work for everyone. Rule 38 permits a court of appeals
to award sanctions, after giving notice and an opportunity
to respond, whether or not a litigant files a
separate motion. Our Practitioner’s Handbook for Appeals 45
(2003 ed.) tells counsel that the court may elect to
issue such a notice if a brief requests sanctions. See also
Greviskies v. Universities Research Association, Inc., 417 F.3d
752, 760–61 (7th Cir. 2005); In re Bero, 110 F.3d 462 (7th
Cir. 1997). Unless the court gives notice, however, an
adverse litigant is free to ignore a request made in
a brief. Likewise an adverse litigant can safely ignore a
post-argument motion for sanctions, unless the court
calls for a response.
Many thanks to Shaun Shaughnessy for posting this case on the Civil Procedure listserv.
Monday, February 6, 2012
Adam Zimmerman (St. Johns) and Michael Sant'Ambrogio (Michigan State) have posted The Agency Class Action to SSRN.
The number of claims languishing on administrative dockets has become a new “crisis” — producing significant backlogs, arbitrary outcomes and new barriers to justice. Coal miners, disabled employees, and wounded soldiers sit on endless waitlists to appeal the same kinds of administrative decisions that frequently result in reversal. Refugees seeking asylum from the same country play a dangerous game of “roulette” before arbitrary decisionmakers. Defrauded consumers and investors miss out on fair compensation, as agencies settle the same claims with wrongdoers without victim participation or meaningful judicial oversight.

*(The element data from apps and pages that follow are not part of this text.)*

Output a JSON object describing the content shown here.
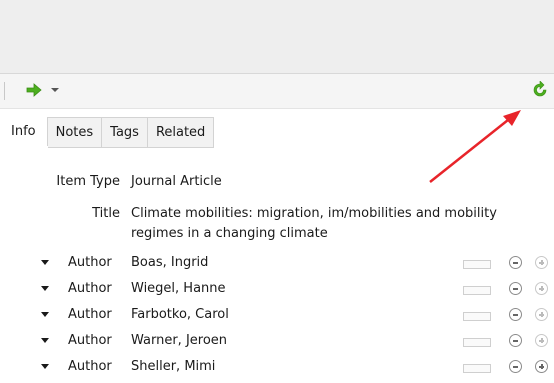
{
  "toolbar": {
    "locate_icon": "green-arrow-icon",
    "dropdown_icon": "chevron-down-icon",
    "refresh_icon": "sync-icon",
    "accent": "#4caf1f"
  },
  "tabs": [
    {
      "label": "Info",
      "active": true
    },
    {
      "label": "Notes",
      "active": false
    },
    {
      "label": "Tags",
      "active": false
    },
    {
      "label": "Related",
      "active": false
    }
  ],
  "fields": {
    "item_type_label": "Item Type",
    "item_type_value": "Journal Article",
    "title_label": "Title",
    "title_value": "Climate mobilities: migration, im/mobilities and mobility regimes in a changing climate"
  },
  "authors": [
    {
      "label": "Author",
      "name": "Boas, Ingrid"
    },
    {
      "label": "Author",
      "name": "Wiegel, Hanne"
    },
    {
      "label": "Author",
      "name": "Farbotko, Carol"
    },
    {
      "label": "Author",
      "name": "Warner, Jeroen"
    },
    {
      "label": "Author",
      "name": "Sheller, Mimi"
    }
  ],
  "annotation": {
    "color": "#e8242a"
  }
}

Reformers have called for new resources, more administrative law judges and improved attorney fee arrangements. But surprisingly, commentators have largely ignored tools long used by courts to resolve common claims raised by large groups of people: class action and complex litigation procedures. Almost no administrative law process allows groups to aggregate and resolve common claims for relief. As a result, in a wide variety adjudicatory proceedings, administrative agencies routinely (1) waste resources on repetitive cases, (2) reach inconsistent decisions for the same kinds of claims, and (3) deny individuals access to the affordable representation that aggregate procedures otherwise promise. Moreover, procedural and substantive hurdles — including exhaustion of administrative remedies and judicial deference to agency expertise — often prevent federal courts from providing class-wide relief to parties in agency adjudications.
We argue that agencies themselves should adopt aggregation procedures, like those under Rule 23 of the Federal Rules of Civil Procedure, to adjudicate common claims raised by large groups of people. After surveying the current tools by which agencies could promote more efficiency, consistency and legal access — including rulemaking, stare decisis, attorneys fees and federal court class actions — we find agency class action rules more effectively resolve common disputes by: (1) efficiently creating ways to pool information about recurring problems and enjoin systemic harms; (2) achieving greater equality in outcomes than individual adjudication; and (3) securing legal and expert assistance at a critical stage in the process. In this way, The Agency Class Action represents a new kind of decision-making for administrative agencies — a blend of adjudication and rulemaking for large groups of people who similarly depend upon the administrative state for relief.